The Victorian government will offer free wi-fi hotspots in the city’s CBD in a trial that could last up to five years, with an eye to expanding the service to regional centres and tourist hotspots into the future.
In partnership with the City of Melbourne, the state government is offering startup grants, access to infrastructure, and in-kind contributions such as for advertising to suppliers who can present a commercially viable way to fund the initiative on an ongoing basis.
Options including scaling up to premium broadband speeds and fee-based data allowances have been put forward as potential money-making models. The government has made it clear that it does not intend to fund the initiative on an ongoing basis.
Melbourne Lord Mayor Robert Doyle said wi-fi would ideally be available at Federation Square, Bourke Street Mall, the forecourt of Flinders Street Station and on the steps of Parliament House.
Formal expression of interest documents also add public-owned infrastructure such as hospitals, public parks, tourist hotspots, universities and public transport hubs to the list of potential locations.
The Napthine government, which faces a state election later this year, hopes to reap productivity and tourism dividends from the scheme.
EOI documents argue that “free wi-fi initiatives that leverage government infrastructure deliver a range of economic and social benefits in areas including tourism, transport, local government, health and education.”

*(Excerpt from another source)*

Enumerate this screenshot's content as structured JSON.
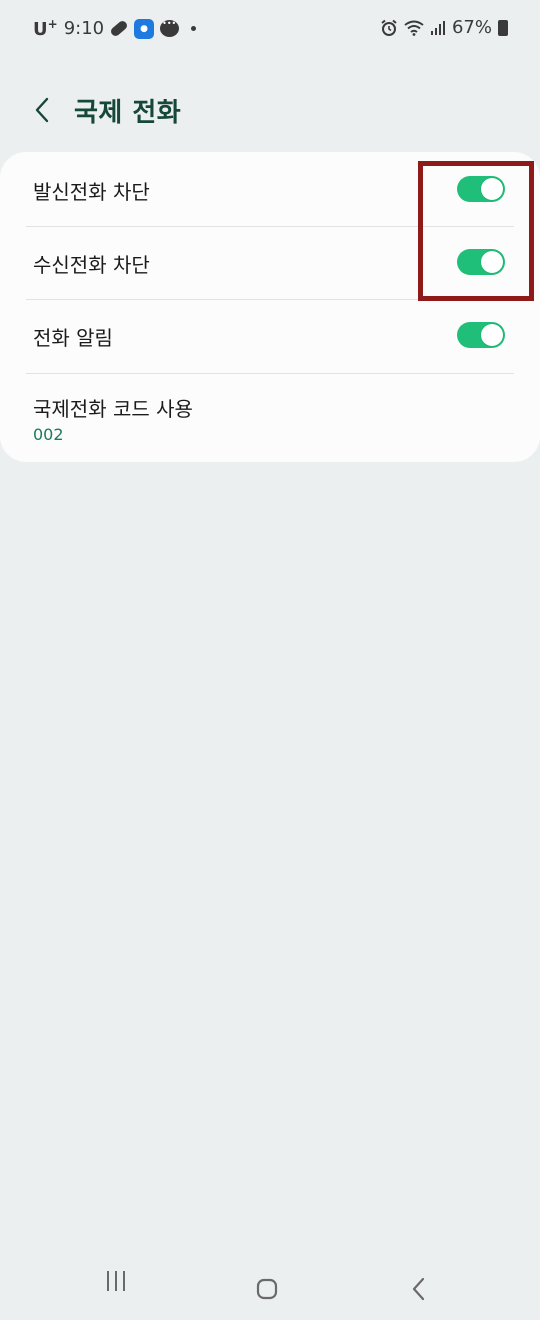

Announcing the initiative, Premier Napthine said the pilot would form an “important part of making Melbourne more worldly and more attractive city for business, visitors and international tourists”.
Interested vendors will have a month from today to pitch their models, which will be weighted on innovation, speed of service, commercial viability and minimal upfront funding.
The government hopes to have signed a deal mid-year, and the pilot up and running by the end of 2014.
The ACT government is also working to have a similar model in place across Canberra by July, Perth has fronted up $300,000 for “blanket” coverage in its CBD, and residents of Sydney’s Marrickville can access free wi-fi in a number of public parks.